It started with an email pitch to a TV reporter. Following that were emails coordinating details, lining up interviews and shoring up a local angle for the story. During the event the reporter spent 90 minutes on site conducting interviews and recording camera shots. Ingredients were in the mixing bowl for a great local story (the white whale of PR).
The story aired on the station’s evening newscast that weekend — all 60 seconds of it. Hours of prep and coordination…with a one-minute segment to show for it, including just 9 seconds of airtime for our spokespersons. Andy Warhol's 15 minutes of fame seemed a lifetime by comparison.
No doubt, this was a successful earned media hit. It was tailored to our local, target audience and was punchy. Besides the original airing, the story ran a handful of times on other newscasts. But the experience underscored a timeless truth in communications: It is critical to make your media interviews count.
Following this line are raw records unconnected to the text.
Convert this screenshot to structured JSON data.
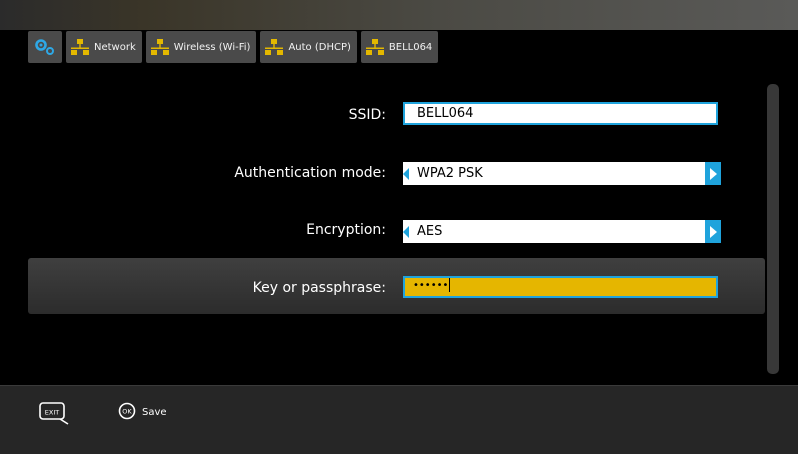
{
  "breadcrumb": [
    {
      "label": "Network",
      "icon": "network-icon"
    },
    {
      "label": "Wireless (Wi-Fi)",
      "icon": "wifi-network-icon"
    },
    {
      "label": "Auto (DHCP)",
      "icon": "dhcp-network-icon"
    },
    {
      "label": "BELL064",
      "icon": "network-icon"
    }
  ],
  "form": {
    "ssid_label": "SSID:",
    "ssid_value": "BELL064",
    "auth_label": "Authentication mode:",
    "auth_value": "WPA2 PSK",
    "enc_label": "Encryption:",
    "enc_value": "AES",
    "key_label": "Key or passphrase:",
    "key_value": "••••••"
  },
  "footer": {
    "exit_label": "EXIT",
    "ok_label": "OK",
    "save_label": "Save"
  },
  "colors": {
    "accent": "#1fa3dc",
    "highlight_field": "#e5b600",
    "network_icon": "#e4b800"
  }
}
As PR pros, we yearn for the best coverage. And, keeping our biases in check, of course, we often deem our issues worthy of prominent and positive press. Reporters, though, have only so many words they can write on a page and limited airtime – particularly in a competitive, rapid news environment.
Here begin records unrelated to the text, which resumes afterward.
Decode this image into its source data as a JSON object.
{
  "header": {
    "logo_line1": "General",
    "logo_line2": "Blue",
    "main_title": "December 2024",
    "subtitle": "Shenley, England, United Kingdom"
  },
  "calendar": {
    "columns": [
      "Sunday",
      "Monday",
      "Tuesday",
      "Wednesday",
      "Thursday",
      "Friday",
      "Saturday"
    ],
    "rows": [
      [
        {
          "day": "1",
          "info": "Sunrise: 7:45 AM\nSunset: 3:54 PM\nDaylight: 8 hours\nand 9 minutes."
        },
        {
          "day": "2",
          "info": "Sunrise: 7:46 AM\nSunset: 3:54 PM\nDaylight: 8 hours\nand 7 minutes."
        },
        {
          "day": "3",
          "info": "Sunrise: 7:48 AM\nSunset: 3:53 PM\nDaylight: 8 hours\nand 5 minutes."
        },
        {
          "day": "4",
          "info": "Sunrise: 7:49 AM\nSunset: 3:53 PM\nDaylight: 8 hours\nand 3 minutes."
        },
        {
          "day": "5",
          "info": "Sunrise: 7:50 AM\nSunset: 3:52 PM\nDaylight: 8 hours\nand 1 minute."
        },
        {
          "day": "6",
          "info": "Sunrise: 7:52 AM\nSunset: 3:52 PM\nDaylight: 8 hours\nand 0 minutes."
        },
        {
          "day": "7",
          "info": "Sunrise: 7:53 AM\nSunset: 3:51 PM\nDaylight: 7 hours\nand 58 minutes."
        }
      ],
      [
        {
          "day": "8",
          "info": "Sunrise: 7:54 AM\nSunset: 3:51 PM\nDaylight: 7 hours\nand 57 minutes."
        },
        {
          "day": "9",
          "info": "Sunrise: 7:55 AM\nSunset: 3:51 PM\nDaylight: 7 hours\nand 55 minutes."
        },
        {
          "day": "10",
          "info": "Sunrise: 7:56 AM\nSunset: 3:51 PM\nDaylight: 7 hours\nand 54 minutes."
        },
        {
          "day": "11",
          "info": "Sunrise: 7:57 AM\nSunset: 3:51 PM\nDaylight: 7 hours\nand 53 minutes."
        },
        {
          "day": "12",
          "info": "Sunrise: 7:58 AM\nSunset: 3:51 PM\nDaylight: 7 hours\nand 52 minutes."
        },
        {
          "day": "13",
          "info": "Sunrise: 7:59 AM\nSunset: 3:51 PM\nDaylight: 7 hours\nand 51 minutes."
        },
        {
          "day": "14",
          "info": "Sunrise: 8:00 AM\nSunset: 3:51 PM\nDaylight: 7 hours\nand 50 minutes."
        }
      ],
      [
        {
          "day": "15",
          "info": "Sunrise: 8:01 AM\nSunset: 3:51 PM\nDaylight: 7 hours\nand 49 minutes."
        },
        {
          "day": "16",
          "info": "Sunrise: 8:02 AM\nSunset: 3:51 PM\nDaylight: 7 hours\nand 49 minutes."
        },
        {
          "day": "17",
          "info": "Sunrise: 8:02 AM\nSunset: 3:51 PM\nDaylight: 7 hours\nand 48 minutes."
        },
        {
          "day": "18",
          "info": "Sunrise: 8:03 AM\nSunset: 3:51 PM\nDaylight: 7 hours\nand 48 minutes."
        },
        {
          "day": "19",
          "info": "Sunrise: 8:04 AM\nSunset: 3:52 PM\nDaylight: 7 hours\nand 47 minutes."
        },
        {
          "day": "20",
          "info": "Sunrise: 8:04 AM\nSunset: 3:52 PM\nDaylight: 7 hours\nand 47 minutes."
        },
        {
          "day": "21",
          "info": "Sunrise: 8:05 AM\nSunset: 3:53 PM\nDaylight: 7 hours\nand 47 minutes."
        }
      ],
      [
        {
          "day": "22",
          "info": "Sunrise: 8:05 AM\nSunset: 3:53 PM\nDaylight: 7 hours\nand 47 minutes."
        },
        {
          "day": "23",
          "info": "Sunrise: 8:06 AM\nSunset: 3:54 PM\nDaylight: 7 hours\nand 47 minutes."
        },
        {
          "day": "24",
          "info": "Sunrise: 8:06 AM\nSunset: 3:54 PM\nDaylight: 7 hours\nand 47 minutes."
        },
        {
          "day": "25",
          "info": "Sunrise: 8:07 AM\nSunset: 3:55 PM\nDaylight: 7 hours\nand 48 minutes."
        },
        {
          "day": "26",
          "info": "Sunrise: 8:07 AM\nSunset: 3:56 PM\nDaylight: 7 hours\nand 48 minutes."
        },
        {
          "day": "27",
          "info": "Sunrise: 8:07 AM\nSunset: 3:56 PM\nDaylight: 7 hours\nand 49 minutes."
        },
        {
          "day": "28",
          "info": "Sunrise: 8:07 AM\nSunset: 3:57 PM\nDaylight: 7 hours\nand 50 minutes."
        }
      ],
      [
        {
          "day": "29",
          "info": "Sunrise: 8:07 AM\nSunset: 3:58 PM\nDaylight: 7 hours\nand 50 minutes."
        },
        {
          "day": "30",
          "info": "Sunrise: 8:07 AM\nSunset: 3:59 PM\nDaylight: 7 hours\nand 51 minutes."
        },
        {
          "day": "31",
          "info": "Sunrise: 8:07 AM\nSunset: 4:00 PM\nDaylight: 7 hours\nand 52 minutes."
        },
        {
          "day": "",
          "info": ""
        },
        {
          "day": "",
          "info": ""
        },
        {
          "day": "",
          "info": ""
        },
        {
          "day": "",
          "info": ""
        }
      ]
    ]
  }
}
What was the lesson? There is no substitute for succinct message development and storytelling.
The Rule of 3
Increasing distractions and declining attention spans mean people absorb a limited amount of information. Even tweets that go beyond 140 characters are hard to follow. This reality makes it imperative in any advocacy effort – especially in a news-interview setting – that you stick with the Rule of 3. Focus on developing a core message along with three supporting points.
To build those messages, put yourself in the shoes of the target audience. Think about what you want to achieve and the points that will connect and stick with your audience. For example, you are a property developer and need local support for the construction of a residential building. Perhaps your supporting points are that the residential building will: 1) Increase property values; 2) attract more business development in the community; and 3) improve neighborhood safety. With these supporting points, your core message, “Support our new building!” is on solid, persuasive ground.
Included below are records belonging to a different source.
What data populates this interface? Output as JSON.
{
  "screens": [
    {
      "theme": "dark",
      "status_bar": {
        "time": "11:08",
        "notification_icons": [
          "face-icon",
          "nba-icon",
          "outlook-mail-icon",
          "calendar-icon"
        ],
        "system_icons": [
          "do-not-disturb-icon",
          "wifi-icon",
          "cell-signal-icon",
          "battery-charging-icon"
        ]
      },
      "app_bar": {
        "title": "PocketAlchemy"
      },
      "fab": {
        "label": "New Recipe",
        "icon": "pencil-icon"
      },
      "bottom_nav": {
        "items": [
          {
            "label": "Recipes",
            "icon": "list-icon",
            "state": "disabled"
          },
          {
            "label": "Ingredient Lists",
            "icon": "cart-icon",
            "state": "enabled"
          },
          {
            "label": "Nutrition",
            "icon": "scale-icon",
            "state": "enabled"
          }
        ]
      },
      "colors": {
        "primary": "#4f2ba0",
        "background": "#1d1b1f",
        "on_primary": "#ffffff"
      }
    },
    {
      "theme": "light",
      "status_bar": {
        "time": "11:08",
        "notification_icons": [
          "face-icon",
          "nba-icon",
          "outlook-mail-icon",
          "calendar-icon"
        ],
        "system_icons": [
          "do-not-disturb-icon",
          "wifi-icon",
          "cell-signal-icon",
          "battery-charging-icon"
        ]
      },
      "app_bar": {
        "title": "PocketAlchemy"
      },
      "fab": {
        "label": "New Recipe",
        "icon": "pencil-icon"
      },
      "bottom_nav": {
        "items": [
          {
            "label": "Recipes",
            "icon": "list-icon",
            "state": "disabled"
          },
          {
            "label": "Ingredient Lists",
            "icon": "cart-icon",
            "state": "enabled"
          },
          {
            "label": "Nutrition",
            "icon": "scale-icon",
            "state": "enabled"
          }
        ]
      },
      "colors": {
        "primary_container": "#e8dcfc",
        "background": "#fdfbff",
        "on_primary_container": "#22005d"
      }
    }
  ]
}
Once you have developed those ideas, shorten them so they can be delivered succinctly during an interview. Mold your message into the size of a tweet – one that can be delivered in 10 seconds or fewer on camera.
Tell a Story
The other critical, and perhaps most important, tool for your advocacy activities is telling stories. As we know, storytelling is the vehicle that carries your messages and establishes an emotional bond with audiences. Stories build context and place your messages in a real setting for audiences to picture – especially those listening or watching at home.
Returning to our property developer example, you could tell the story of how one of your past projects actually improved a community, in other words, a success story. Even better: A resident or neighbor goes on camera on your behalf to tell this story. Without the emotional connection stories can establish, the appeal to your audience might fall flat. So, make audiences smile, laugh, cry or take action – and have a short, powerful story ready to tell.
Hopefully these are useful lessons – or reminders – as you think about how to make your 60 (or 9!) seconds count. Remember: Your target audience will be watching and it’s up to you to make sure it notices.
Michael Kaplun is a senior strategist at The Fratelli Group.